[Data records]
******
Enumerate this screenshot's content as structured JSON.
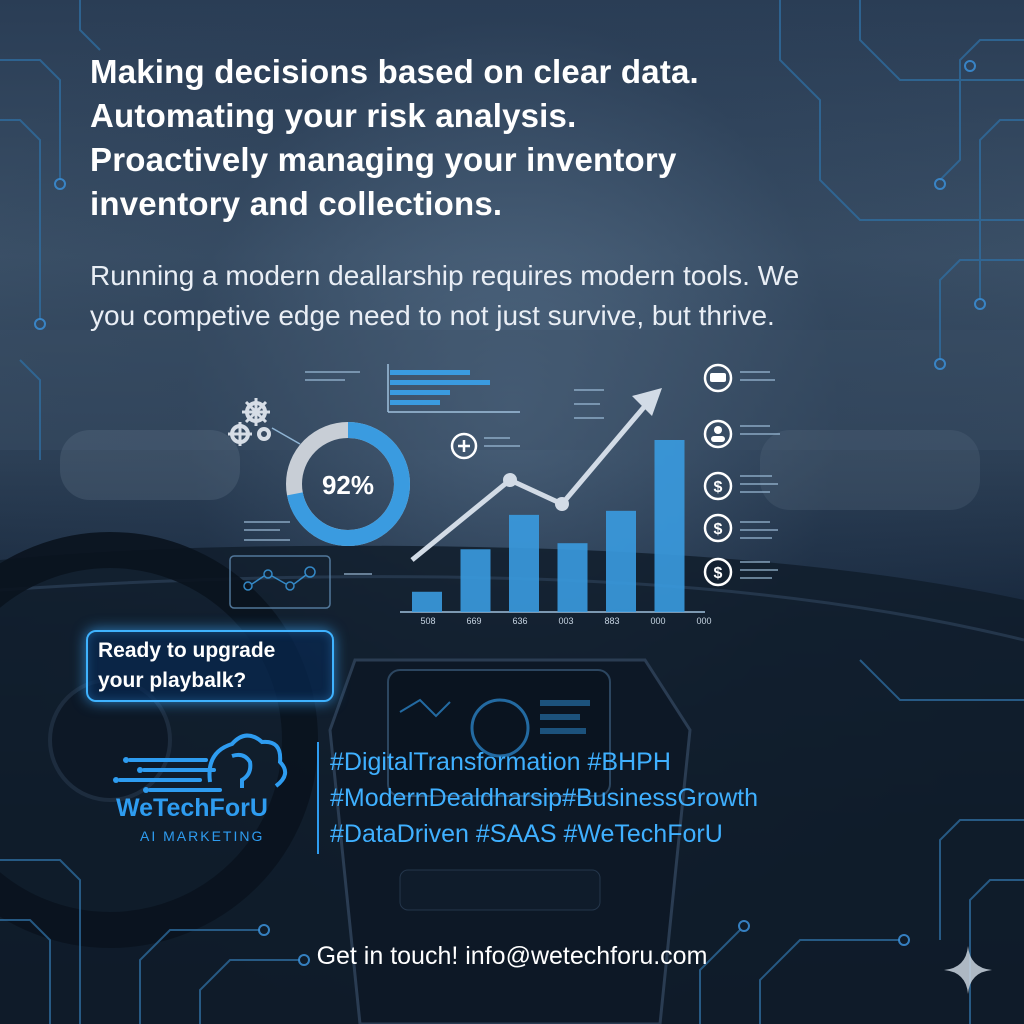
{
  "headline": {
    "line1": "Making decisions based on clear data.",
    "line2": "Automating your risk analysis.",
    "line3": "Proactively managing your inventory",
    "line4": "inventory and collections."
  },
  "subtext": {
    "line1": "Running a modern deallarship requires modern tools. We",
    "line2": "you competive edge need to not just survive, but thrive."
  },
  "dashboard": {
    "donut_label": "92%",
    "donut_fraction": 0.72,
    "bar_values": [
      20,
      62,
      96,
      68,
      100,
      170
    ],
    "bar_axis_labels": [
      "508",
      "669",
      "636",
      "003",
      "883",
      "000",
      "000"
    ],
    "accent_color": "#3a9be0"
  },
  "cta": {
    "line1": "Ready to upgrade",
    "line2": "your playbalk?"
  },
  "logo": {
    "name": "WeTechForU",
    "tagline": "AI MARKETING"
  },
  "hashtags": {
    "line1": "#DigitalTransformation #BHPH",
    "line2": "#ModernDealdharsip#BusinessGrowth",
    "line3": "#DataDriven #SAAS #WeTechForU"
  },
  "contact": "Get in touch! info@wetechforu.com",
  "colors": {
    "brand_blue": "#2e9cf0",
    "cta_border": "#3fb3ff",
    "background": "#0c1a2b"
  },
  "icons": [
    "gear-icon",
    "donut-chart",
    "bar-chart",
    "trend-arrow-icon",
    "car-icon",
    "person-icon",
    "dollar-icon",
    "sparkle-icon"
  ]
}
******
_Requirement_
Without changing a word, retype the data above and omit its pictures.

_Response to the exercise_
Enumerate this screenshot's content as structured JSON.
{
  "headline": {
    "line1": "Making decisions based on clear data.",
    "line2": "Automating your risk analysis.",
    "line3": "Proactively managing your inventory",
    "line4": "inventory and collections."
  },
  "subtext": {
    "line1": "Running a modern deallarship requires modern tools. We",
    "line2": "you competive edge need to not just survive, but thrive."
  },
  "dashboard": {
    "donut_label": "92%",
    "donut_fraction": 0.72,
    "bar_values": [
      20,
      62,
      96,
      68,
      100,
      170
    ],
    "bar_axis_labels": [
      "508",
      "669",
      "636",
      "003",
      "883",
      "000",
      "000"
    ],
    "accent_color": "#3a9be0"
  },
  "cta": {
    "line1": "Ready to upgrade",
    "line2": "your playbalk?"
  },
  "logo": {
    "name": "WeTechForU",
    "tagline": "AI MARKETING"
  },
  "hashtags": {
    "line1": "#DigitalTransformation #BHPH",
    "line2": "#ModernDealdharsip#BusinessGrowth",
    "line3": "#DataDriven #SAAS #WeTechForU"
  },
  "contact": "Get in touch! info@wetechforu.com",
  "colors": {
    "brand_blue": "#2e9cf0",
    "cta_border": "#3fb3ff",
    "background": "#0c1a2b"
  },
  "icons": [
    "gear-icon",
    "donut-chart",
    "bar-chart",
    "trend-arrow-icon",
    "car-icon",
    "person-icon",
    "dollar-icon",
    "sparkle-icon"
  ]
}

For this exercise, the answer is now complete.